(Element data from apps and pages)
- - - - -

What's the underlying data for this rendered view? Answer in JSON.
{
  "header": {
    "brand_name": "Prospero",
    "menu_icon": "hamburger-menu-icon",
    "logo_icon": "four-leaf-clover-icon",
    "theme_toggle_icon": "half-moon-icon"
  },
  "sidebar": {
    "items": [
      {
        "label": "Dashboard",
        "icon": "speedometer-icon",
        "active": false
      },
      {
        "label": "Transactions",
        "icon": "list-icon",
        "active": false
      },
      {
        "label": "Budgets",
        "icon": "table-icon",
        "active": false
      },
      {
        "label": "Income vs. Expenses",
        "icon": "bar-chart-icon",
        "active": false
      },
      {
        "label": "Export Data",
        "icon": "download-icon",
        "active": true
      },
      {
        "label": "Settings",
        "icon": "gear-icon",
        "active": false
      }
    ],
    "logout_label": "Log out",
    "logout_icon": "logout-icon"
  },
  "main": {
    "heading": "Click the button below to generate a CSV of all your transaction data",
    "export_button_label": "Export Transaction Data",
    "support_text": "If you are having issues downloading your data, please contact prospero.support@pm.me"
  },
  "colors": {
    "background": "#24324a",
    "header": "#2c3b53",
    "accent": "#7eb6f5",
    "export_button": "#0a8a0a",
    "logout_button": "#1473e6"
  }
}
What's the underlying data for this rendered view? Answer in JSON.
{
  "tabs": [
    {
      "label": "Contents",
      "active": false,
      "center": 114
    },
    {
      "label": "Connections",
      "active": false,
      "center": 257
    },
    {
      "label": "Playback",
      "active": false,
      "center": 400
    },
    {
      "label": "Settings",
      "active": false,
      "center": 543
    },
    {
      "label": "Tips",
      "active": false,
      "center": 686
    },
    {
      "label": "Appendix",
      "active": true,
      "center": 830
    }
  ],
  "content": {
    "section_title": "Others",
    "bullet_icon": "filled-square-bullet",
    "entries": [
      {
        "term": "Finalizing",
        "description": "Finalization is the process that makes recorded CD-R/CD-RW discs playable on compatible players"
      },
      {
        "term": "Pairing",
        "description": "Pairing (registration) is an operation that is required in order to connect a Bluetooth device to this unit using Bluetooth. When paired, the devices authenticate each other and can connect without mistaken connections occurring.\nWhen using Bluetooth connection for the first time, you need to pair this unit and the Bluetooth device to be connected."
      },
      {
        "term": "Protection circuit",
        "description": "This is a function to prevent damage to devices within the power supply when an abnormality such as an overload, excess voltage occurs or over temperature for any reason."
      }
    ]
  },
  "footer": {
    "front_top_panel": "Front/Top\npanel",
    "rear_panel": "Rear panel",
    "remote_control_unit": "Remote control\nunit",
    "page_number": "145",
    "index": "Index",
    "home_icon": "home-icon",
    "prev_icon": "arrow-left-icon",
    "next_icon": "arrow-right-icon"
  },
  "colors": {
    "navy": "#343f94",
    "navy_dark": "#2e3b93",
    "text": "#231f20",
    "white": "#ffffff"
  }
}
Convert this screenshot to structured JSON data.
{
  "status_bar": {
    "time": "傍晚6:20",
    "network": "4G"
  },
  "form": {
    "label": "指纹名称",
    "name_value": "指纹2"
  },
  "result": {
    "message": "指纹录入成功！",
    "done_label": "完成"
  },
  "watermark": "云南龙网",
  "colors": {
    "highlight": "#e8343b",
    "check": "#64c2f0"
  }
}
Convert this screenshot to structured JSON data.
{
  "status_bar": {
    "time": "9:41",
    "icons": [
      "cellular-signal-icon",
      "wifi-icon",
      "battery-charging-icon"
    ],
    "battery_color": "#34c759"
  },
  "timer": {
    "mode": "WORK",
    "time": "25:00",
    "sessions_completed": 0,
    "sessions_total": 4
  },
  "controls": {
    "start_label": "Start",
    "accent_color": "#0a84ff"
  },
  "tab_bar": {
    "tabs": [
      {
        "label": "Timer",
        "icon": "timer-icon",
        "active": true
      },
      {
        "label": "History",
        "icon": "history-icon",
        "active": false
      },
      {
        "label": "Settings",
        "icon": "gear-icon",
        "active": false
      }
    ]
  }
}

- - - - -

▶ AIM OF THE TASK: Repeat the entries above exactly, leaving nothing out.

▶ WRITTEN ANSWER:
What's the underlying data for this rendered view? Answer in JSON.
{
  "header": {
    "brand_name": "Prospero",
    "menu_icon": "hamburger-menu-icon",
    "logo_icon": "four-leaf-clover-icon",
    "theme_toggle_icon": "half-moon-icon"
  },
  "sidebar": {
    "items": [
      {
        "label": "Dashboard",
        "icon": "speedometer-icon",
        "active": false
      },
      {
        "label": "Transactions",
        "icon": "list-icon",
        "active": false
      },
      {
        "label": "Budgets",
        "icon": "table-icon",
        "active": false
      },
      {
        "label": "Income vs. Expenses",
        "icon": "bar-chart-icon",
        "active": false
      },
      {
        "label": "Export Data",
        "icon": "download-icon",
        "active": true
      },
      {
        "label": "Settings",
        "icon": "gear-icon",
        "active": false
      }
    ],
    "logout_label": "Log out",
    "logout_icon": "logout-icon"
  },
  "main": {
    "heading": "Click the button below to generate a CSV of all your transaction data",
    "export_button_label": "Export Transaction Data",
    "support_text": "If you are having issues downloading your data, please contact prospero.support@pm.me"
  },
  "colors": {
    "background": "#24324a",
    "header": "#2c3b53",
    "accent": "#7eb6f5",
    "export_button": "#0a8a0a",
    "logout_button": "#1473e6"
  }
}
What's the underlying data for this rendered view? Answer in JSON.
{
  "tabs": [
    {
      "label": "Contents",
      "active": false,
      "center": 114
    },
    {
      "label": "Connections",
      "active": false,
      "center": 257
    },
    {
      "label": "Playback",
      "active": false,
      "center": 400
    },
    {
      "label": "Settings",
      "active": false,
      "center": 543
    },
    {
      "label": "Tips",
      "active": false,
      "center": 686
    },
    {
      "label": "Appendix",
      "active": true,
      "center": 830
    }
  ],
  "content": {
    "section_title": "Others",
    "bullet_icon": "filled-square-bullet",
    "entries": [
      {
        "term": "Finalizing",
        "description": "Finalization is the process that makes recorded CD-R/CD-RW discs playable on compatible players"
      },
      {
        "term": "Pairing",
        "description": "Pairing (registration) is an operation that is required in order to connect a Bluetooth device to this unit using Bluetooth. When paired, the devices authenticate each other and can connect without mistaken connections occurring.\nWhen using Bluetooth connection for the first time, you need to pair this unit and the Bluetooth device to be connected."
      },
      {
        "term": "Protection circuit",
        "description": "This is a function to prevent damage to devices within the power supply when an abnormality such as an overload, excess voltage occurs or over temperature for any reason."
      }
    ]
  },
  "footer": {
    "front_top_panel": "Front/Top\npanel",
    "rear_panel": "Rear panel",
    "remote_control_unit": "Remote control\nunit",
    "page_number": "145",
    "index": "Index",
    "home_icon": "home-icon",
    "prev_icon": "arrow-left-icon",
    "next_icon": "arrow-right-icon"
  },
  "colors": {
    "navy": "#343f94",
    "navy_dark": "#2e3b93",
    "text": "#231f20",
    "white": "#ffffff"
  }
}
Convert this screenshot to structured JSON data.
{
  "status_bar": {
    "time": "傍晚6:20",
    "network": "4G"
  },
  "form": {
    "label": "指纹名称",
    "name_value": "指纹2"
  },
  "result": {
    "message": "指纹录入成功！",
    "done_label": "完成"
  },
  "watermark": "云南龙网",
  "colors": {
    "highlight": "#e8343b",
    "check": "#64c2f0"
  }
}
Convert this screenshot to structured JSON data.
{
  "status_bar": {
    "time": "9:41",
    "icons": [
      "cellular-signal-icon",
      "wifi-icon",
      "battery-charging-icon"
    ],
    "battery_color": "#34c759"
  },
  "timer": {
    "mode": "WORK",
    "time": "25:00",
    "sessions_completed": 0,
    "sessions_total": 4
  },
  "controls": {
    "start_label": "Start",
    "accent_color": "#0a84ff"
  },
  "tab_bar": {
    "tabs": [
      {
        "label": "Timer",
        "icon": "timer-icon",
        "active": true
      },
      {
        "label": "History",
        "icon": "history-icon",
        "active": false
      },
      {
        "label": "Settings",
        "icon": "gear-icon",
        "active": false
      }
    ]
  }
}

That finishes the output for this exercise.